Provide the count of lines below that include the word "make", without any accompanying remarks.

[Dataset rows describing interfaces]
● ● ● ● ● ● ●
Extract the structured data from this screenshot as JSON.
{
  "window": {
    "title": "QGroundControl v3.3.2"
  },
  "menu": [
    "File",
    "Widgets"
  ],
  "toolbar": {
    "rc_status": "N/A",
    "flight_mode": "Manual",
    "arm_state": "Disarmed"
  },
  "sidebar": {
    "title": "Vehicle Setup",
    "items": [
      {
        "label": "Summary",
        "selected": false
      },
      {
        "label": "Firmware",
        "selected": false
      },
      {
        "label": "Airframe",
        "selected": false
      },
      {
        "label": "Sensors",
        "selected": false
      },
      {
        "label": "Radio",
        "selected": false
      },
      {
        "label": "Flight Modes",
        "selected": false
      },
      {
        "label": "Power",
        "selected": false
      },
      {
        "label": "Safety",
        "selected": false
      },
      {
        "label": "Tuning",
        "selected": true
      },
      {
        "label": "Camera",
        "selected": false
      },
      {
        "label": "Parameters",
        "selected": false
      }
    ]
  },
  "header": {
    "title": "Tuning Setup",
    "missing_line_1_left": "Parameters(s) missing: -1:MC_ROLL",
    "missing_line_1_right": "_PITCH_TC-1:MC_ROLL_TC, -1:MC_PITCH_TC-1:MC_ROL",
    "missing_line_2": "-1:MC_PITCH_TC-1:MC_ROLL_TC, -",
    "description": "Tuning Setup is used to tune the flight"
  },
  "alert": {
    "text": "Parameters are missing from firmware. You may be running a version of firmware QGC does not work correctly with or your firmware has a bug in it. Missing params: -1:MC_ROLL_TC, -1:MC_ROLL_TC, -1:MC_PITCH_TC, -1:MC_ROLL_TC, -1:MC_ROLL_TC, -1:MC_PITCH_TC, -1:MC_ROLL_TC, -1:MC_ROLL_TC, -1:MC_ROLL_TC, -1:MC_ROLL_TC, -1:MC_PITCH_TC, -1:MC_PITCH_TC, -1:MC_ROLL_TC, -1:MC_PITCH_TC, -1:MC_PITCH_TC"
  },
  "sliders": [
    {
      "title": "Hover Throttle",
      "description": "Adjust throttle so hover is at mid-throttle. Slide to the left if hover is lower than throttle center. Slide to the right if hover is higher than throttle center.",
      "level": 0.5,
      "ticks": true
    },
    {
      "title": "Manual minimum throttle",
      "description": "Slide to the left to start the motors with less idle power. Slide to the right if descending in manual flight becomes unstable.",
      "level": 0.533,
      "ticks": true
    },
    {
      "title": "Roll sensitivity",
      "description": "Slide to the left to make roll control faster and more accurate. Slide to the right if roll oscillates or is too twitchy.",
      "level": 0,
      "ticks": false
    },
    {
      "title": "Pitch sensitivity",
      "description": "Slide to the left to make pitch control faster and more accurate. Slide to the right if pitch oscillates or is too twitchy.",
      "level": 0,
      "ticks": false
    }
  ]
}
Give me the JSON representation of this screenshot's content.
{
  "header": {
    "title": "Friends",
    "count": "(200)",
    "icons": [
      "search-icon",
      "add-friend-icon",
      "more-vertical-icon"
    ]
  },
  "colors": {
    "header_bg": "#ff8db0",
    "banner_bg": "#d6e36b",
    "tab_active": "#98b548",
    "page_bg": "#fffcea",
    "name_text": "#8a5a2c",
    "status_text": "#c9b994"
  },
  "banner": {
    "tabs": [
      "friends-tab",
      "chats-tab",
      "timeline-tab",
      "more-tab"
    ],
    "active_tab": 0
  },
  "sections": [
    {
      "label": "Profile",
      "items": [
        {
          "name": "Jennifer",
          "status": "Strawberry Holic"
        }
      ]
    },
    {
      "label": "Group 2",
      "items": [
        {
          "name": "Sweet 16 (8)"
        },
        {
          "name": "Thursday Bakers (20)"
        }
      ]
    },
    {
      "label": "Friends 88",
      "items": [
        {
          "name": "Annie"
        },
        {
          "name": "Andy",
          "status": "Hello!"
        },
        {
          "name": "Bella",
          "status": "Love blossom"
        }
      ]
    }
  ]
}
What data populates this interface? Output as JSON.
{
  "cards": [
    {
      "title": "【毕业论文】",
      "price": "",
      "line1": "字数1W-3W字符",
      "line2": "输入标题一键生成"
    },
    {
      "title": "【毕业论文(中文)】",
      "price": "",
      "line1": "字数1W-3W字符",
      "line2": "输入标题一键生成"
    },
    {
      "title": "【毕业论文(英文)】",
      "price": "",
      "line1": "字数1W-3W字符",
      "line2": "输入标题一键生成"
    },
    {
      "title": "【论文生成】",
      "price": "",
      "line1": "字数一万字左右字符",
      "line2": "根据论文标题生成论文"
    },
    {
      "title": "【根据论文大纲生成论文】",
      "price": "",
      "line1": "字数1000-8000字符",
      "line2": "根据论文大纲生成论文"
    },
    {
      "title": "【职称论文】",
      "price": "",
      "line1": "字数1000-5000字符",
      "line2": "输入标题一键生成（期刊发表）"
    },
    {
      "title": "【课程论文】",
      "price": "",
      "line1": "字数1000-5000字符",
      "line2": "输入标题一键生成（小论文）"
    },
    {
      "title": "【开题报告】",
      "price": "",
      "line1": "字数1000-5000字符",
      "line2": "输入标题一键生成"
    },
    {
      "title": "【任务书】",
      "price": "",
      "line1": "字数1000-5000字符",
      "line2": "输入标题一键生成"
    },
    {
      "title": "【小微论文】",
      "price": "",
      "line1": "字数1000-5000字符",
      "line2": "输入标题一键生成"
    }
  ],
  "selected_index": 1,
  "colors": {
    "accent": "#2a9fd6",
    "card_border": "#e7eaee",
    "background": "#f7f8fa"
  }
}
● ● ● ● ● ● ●
* [Solution for this problem]:
2